Please return every line in the following data that includes the string "link".
-- Extracted data follows --
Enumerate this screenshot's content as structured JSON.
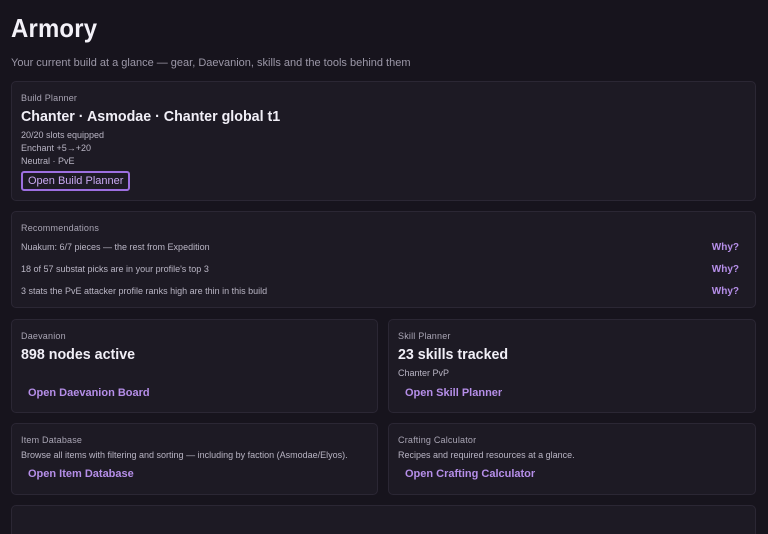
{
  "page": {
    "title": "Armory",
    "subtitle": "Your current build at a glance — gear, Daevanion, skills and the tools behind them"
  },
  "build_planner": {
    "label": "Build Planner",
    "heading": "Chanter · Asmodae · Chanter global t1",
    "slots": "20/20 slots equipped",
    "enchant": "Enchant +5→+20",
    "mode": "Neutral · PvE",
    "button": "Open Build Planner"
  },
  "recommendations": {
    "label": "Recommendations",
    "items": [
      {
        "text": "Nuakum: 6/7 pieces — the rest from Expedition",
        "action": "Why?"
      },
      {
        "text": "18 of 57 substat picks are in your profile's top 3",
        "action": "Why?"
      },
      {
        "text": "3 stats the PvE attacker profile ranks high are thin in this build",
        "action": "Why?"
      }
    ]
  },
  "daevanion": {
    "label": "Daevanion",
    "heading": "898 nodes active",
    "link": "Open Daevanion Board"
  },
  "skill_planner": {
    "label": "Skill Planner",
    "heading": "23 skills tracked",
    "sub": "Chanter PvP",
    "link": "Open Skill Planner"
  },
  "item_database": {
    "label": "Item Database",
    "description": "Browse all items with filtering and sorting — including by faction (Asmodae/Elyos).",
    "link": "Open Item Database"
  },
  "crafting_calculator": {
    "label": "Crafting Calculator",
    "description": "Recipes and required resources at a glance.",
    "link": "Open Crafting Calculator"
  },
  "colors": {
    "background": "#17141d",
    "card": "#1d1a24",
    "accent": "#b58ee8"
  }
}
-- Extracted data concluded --
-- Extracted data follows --
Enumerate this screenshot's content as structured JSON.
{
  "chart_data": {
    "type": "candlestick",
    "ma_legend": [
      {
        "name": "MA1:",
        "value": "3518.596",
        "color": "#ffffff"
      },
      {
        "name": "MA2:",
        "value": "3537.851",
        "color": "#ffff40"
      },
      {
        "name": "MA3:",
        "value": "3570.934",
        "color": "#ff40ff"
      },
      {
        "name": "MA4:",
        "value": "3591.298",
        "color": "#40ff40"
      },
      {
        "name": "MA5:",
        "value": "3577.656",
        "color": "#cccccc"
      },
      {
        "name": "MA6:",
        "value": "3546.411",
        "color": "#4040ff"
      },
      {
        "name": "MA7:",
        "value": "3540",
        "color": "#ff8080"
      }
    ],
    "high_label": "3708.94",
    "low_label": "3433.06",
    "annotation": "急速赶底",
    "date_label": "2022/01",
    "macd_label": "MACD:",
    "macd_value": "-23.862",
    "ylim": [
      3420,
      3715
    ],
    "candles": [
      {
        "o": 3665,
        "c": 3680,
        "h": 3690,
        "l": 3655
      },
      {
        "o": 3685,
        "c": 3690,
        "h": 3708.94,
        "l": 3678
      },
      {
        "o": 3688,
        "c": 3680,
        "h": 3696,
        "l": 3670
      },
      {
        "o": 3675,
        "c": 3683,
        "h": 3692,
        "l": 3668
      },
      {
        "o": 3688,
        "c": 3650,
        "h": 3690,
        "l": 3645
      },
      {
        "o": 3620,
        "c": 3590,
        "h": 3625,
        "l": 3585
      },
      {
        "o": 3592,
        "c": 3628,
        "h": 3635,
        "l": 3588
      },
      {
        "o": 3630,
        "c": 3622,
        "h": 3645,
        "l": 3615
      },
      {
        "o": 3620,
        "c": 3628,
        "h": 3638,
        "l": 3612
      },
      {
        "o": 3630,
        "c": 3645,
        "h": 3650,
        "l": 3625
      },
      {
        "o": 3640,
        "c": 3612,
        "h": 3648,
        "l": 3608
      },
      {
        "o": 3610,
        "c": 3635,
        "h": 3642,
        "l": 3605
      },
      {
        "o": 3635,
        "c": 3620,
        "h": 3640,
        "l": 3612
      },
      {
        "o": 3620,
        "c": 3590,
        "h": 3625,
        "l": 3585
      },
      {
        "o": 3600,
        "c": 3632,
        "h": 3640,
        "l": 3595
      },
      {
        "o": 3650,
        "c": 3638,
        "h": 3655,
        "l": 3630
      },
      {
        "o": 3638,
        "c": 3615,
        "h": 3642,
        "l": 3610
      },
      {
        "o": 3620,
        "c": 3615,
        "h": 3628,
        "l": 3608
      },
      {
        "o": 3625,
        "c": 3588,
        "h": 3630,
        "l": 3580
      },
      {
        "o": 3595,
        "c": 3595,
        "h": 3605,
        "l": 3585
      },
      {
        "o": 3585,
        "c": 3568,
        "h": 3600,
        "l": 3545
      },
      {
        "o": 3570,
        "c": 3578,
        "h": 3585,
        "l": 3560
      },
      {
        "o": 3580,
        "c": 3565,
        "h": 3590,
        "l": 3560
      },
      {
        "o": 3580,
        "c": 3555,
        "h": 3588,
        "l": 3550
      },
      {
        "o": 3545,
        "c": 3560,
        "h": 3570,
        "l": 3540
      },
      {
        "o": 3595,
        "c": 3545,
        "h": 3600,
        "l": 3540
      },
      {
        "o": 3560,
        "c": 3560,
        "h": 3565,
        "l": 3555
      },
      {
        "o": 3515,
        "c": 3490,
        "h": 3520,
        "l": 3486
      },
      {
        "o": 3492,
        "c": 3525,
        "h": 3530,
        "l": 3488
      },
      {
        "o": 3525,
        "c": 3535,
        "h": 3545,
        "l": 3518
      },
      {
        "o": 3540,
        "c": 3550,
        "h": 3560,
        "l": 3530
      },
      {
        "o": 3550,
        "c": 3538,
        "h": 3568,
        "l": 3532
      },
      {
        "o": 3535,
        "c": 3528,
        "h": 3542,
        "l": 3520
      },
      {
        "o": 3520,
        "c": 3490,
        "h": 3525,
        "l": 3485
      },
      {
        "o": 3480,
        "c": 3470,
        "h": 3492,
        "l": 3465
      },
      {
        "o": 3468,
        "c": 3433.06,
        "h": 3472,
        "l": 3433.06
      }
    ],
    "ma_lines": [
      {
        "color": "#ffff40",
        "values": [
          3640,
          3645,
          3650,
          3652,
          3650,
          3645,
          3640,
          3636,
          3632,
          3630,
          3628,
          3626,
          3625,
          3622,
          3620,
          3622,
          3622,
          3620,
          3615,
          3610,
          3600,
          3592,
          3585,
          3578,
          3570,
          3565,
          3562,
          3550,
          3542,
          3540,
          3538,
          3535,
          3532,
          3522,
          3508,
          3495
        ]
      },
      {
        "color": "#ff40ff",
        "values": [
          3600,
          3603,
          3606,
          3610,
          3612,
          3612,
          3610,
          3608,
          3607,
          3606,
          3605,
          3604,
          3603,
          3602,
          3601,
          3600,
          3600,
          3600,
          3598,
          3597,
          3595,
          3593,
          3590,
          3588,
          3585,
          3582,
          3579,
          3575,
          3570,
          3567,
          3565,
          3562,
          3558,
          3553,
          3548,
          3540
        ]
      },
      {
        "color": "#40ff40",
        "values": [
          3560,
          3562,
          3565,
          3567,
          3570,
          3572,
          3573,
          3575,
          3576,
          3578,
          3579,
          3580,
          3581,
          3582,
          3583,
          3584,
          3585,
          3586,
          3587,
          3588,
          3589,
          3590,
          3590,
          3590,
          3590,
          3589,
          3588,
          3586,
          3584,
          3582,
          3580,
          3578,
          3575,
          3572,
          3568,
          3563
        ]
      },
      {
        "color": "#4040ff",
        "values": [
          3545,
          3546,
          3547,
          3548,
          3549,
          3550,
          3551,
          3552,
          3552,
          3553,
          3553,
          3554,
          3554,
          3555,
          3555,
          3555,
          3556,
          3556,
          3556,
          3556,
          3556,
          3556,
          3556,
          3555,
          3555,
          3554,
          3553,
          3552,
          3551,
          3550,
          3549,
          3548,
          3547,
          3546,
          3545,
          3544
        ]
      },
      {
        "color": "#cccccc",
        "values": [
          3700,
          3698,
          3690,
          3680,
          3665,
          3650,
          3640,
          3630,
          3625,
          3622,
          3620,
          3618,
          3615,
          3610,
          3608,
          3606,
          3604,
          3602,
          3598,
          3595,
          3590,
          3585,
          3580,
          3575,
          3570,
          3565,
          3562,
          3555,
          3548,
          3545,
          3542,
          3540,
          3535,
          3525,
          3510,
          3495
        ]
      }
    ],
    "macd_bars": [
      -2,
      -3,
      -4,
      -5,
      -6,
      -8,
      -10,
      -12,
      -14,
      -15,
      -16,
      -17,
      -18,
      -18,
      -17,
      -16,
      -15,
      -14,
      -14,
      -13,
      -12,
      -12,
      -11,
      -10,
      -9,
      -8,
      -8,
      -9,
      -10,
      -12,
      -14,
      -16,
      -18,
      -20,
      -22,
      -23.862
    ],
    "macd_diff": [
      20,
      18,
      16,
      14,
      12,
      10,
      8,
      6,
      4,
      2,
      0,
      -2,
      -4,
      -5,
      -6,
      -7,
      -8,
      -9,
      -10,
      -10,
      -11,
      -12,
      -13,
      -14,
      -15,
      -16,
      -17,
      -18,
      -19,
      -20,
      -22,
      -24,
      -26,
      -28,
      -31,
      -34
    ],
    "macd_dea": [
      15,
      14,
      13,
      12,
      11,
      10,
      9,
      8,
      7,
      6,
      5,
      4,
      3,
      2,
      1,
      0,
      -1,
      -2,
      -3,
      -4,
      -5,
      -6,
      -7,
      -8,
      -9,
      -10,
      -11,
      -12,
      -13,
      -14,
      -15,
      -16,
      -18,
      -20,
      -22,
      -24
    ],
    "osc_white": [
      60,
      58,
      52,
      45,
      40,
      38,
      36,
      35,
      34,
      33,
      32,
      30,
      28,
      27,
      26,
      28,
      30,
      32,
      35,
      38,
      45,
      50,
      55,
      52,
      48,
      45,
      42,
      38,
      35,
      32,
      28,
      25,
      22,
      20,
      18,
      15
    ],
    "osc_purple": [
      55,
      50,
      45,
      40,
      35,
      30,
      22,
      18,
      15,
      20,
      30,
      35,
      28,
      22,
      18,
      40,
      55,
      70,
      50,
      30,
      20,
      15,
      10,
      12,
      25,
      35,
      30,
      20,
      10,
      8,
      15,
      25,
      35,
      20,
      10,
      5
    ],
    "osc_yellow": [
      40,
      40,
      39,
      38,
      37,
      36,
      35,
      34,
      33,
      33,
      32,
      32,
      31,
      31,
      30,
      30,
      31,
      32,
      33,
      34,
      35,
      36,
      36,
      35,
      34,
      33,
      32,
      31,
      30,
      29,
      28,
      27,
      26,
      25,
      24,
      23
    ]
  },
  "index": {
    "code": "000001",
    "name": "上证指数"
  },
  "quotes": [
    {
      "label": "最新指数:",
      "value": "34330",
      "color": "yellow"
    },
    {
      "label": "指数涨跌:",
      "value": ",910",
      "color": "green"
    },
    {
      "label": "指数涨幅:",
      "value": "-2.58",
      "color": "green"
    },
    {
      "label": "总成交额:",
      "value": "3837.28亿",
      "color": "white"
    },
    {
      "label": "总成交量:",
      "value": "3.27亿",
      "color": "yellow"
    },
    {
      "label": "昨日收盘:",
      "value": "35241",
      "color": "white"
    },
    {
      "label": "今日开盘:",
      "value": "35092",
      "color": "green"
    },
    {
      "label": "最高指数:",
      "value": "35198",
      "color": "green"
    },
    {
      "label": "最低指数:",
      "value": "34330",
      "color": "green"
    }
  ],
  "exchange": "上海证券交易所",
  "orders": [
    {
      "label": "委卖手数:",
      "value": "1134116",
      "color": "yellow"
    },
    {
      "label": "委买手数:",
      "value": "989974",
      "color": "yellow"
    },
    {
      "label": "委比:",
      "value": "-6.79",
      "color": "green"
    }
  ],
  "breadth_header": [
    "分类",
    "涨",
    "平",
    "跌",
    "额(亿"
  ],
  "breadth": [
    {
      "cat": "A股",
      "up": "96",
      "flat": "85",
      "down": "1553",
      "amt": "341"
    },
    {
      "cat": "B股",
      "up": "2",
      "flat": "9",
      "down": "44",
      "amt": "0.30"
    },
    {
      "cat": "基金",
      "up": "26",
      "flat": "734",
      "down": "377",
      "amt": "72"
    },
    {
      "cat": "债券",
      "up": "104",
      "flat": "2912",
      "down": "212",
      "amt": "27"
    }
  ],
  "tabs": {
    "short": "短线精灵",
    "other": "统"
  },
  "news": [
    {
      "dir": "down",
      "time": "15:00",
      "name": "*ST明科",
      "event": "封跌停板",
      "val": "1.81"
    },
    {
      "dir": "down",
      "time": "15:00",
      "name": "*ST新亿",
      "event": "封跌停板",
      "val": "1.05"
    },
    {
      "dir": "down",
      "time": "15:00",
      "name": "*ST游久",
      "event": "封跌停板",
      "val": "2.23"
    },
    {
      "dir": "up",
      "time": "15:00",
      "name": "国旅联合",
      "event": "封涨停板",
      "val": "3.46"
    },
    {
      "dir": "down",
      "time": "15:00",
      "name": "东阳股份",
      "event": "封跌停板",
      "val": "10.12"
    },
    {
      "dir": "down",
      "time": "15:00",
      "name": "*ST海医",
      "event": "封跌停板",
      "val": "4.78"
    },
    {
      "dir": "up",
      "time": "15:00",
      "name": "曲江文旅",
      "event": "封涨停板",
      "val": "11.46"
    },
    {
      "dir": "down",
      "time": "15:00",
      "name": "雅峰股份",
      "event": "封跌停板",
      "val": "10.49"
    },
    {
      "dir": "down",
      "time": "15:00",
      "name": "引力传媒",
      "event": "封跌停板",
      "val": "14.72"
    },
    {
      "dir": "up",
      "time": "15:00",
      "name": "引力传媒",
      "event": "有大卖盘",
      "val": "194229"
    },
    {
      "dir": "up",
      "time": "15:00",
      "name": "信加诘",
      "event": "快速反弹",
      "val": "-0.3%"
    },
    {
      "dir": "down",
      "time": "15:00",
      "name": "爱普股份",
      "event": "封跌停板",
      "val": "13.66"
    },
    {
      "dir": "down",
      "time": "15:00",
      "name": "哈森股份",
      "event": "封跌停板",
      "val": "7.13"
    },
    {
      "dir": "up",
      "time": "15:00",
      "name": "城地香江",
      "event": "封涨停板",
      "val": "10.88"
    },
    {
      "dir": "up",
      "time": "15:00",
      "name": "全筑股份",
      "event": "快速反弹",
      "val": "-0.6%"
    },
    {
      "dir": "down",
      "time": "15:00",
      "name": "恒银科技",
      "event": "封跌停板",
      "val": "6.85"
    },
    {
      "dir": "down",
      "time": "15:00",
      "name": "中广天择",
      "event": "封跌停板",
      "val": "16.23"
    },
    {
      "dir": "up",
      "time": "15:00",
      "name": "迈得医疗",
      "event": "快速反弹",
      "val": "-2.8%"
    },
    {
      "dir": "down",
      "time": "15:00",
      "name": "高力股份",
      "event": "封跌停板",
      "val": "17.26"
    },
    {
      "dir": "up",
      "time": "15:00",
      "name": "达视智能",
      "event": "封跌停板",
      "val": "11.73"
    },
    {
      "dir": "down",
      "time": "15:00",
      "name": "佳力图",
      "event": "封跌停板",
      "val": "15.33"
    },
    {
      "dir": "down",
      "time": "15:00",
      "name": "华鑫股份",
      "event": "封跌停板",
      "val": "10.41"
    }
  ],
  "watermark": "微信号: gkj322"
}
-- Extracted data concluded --
Solution to the exercise
    "link": "Open Daevanion Board"
    "link": "Open Skill Planner"
    "link": "Open Item Database"
    "link": "Open Crafting Calculator"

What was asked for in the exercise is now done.